The Bay View newspaper's big back page full of exciting photos in vibrant color has long been one of its most popular features. It...
Wednesday, Oct. 15, at the Prescott Joseph Center we honored the legacy of the San Francisco Bay Area's premiere artists: Berkeley resident Joy Holland and Oaklander by way of St. Louis Casper Banjo, with featured artist Keith Hopkins, another Oaklander. The exhibit is titled "Breath of Our Ancestors."
On Saturday, Aug. 30, on the South Side of Chicago, in the Negro League Club aka the POCC's "Lamp Post," the 60th anniversary celebration of the birth of Deputy Chairman Fred Hampton of the Black Panther Party kicked off with a film festival and ended with a Chairman Fred Hampton Streetz Party on Chairman Fred Hampton Way.
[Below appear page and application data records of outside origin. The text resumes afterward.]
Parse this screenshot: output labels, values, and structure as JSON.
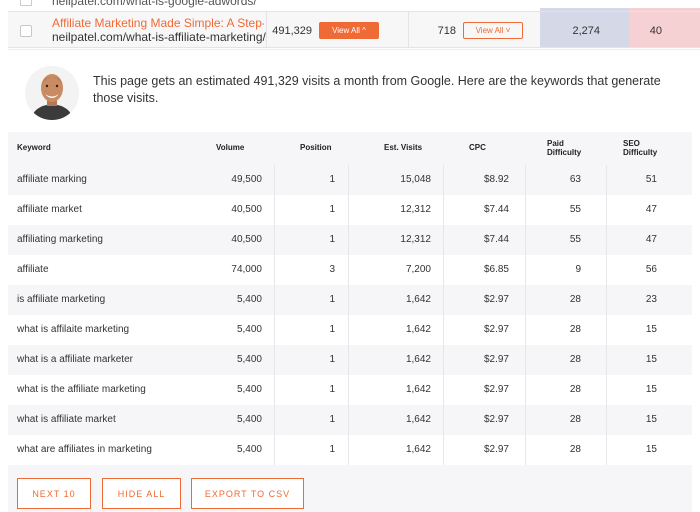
{
  "previous_row": {
    "url": "neilpatel.com/what-is-google-adwords/"
  },
  "current_row": {
    "title": "Affiliate Marketing Made Simple: A Step-by-Ste...",
    "url": "neilpatel.com/what-is-affiliate-marketing/",
    "visits": "491,329",
    "view_all_1": "View All ^",
    "backlinks": "718",
    "view_all_2": "View All ˅",
    "domain_score": "2,274",
    "social": "40"
  },
  "summary_text": "This page gets an estimated 491,329 visits a month from Google. Here are the keywords that generate those visits.",
  "keyword_table": {
    "headers": {
      "keyword": "Keyword",
      "volume": "Volume",
      "position": "Position",
      "est_visits": "Est. Visits",
      "cpc": "CPC",
      "paid_l1": "Paid",
      "paid_l2": "Difficulty",
      "seo_l1": "SEO",
      "seo_l2": "Difficulty"
    },
    "rows": [
      {
        "keyword": "affiliate marking",
        "volume": "49,500",
        "position": "1",
        "visits": "15,048",
        "cpc": "$8.92",
        "paid": "63",
        "seo": "51"
      },
      {
        "keyword": "affiliate market",
        "volume": "40,500",
        "position": "1",
        "visits": "12,312",
        "cpc": "$7.44",
        "paid": "55",
        "seo": "47"
      },
      {
        "keyword": "affiliating marketing",
        "volume": "40,500",
        "position": "1",
        "visits": "12,312",
        "cpc": "$7.44",
        "paid": "55",
        "seo": "47"
      },
      {
        "keyword": "affiliate",
        "volume": "74,000",
        "position": "3",
        "visits": "7,200",
        "cpc": "$6.85",
        "paid": "9",
        "seo": "56"
      },
      {
        "keyword": "is affiliate marketing",
        "volume": "5,400",
        "position": "1",
        "visits": "1,642",
        "cpc": "$2.97",
        "paid": "28",
        "seo": "23"
      },
      {
        "keyword": "what is affilaite marketing",
        "volume": "5,400",
        "position": "1",
        "visits": "1,642",
        "cpc": "$2.97",
        "paid": "28",
        "seo": "15"
      },
      {
        "keyword": "what is a affiliate marketer",
        "volume": "5,400",
        "position": "1",
        "visits": "1,642",
        "cpc": "$2.97",
        "paid": "28",
        "seo": "15"
      },
      {
        "keyword": "what is the affiliate marketing",
        "volume": "5,400",
        "position": "1",
        "visits": "1,642",
        "cpc": "$2.97",
        "paid": "28",
        "seo": "15"
      },
      {
        "keyword": "what is affiliate market",
        "volume": "5,400",
        "position": "1",
        "visits": "1,642",
        "cpc": "$2.97",
        "paid": "28",
        "seo": "15"
      },
      {
        "keyword": "what are affiliates in marketing",
        "volume": "5,400",
        "position": "1",
        "visits": "1,642",
        "cpc": "$2.97",
        "paid": "28",
        "seo": "15"
      }
    ]
  },
  "footer": {
    "next": "NEXT 10",
    "hide": "HIDE ALL",
    "export": "EXPORT TO CSV"
  },
  "colors": {
    "accent": "#f06a35",
    "panel_bg": "#f6f6f9",
    "domain_col": "#d5d8e6",
    "social_col": "#f5d1d4"
  }
}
When I arrived in Rhodesia, 1968 had already been a momentous year in the United States. U.S. setbacks in Vietnam had led Lyndon Johnson to announce his withdrawal from the 1968 presidential campaign. Days later, on April 4, Dr. Martin Luther King Jr. was assassinated, and Sen. Robert F. Kennedy was assassinated on June 5. Meanwhile, Black Power activists in the United States, led by young Blacks like me, were urging Black Americans to be proud of our African heritage. I felt lucky to be in Africa.
The Prisoners of Conscience Committee delegation from the United States returned recently from a fact-finding mission in El Salvador. We were in three cities - San Salvador, Suchitoto and Sansonate - and we talked to former combatants, government officials, union leaders, community leaders, members of street organizations, former political prisoners and more. One of my favorite groups that we met was Radio Zurda, a collective of youth who do a political radio show heard in El Salvador and Honduras, targeted towards a youth audience.
The Common Ground Health Clinic arose in the New Orleans west bank community of Algiers above the apocalyptic flood waters in the fall of ‘05. The founders' visions, fueled by endorphins of kindness and adrenalin of desperation, were a beautiful thing to behold.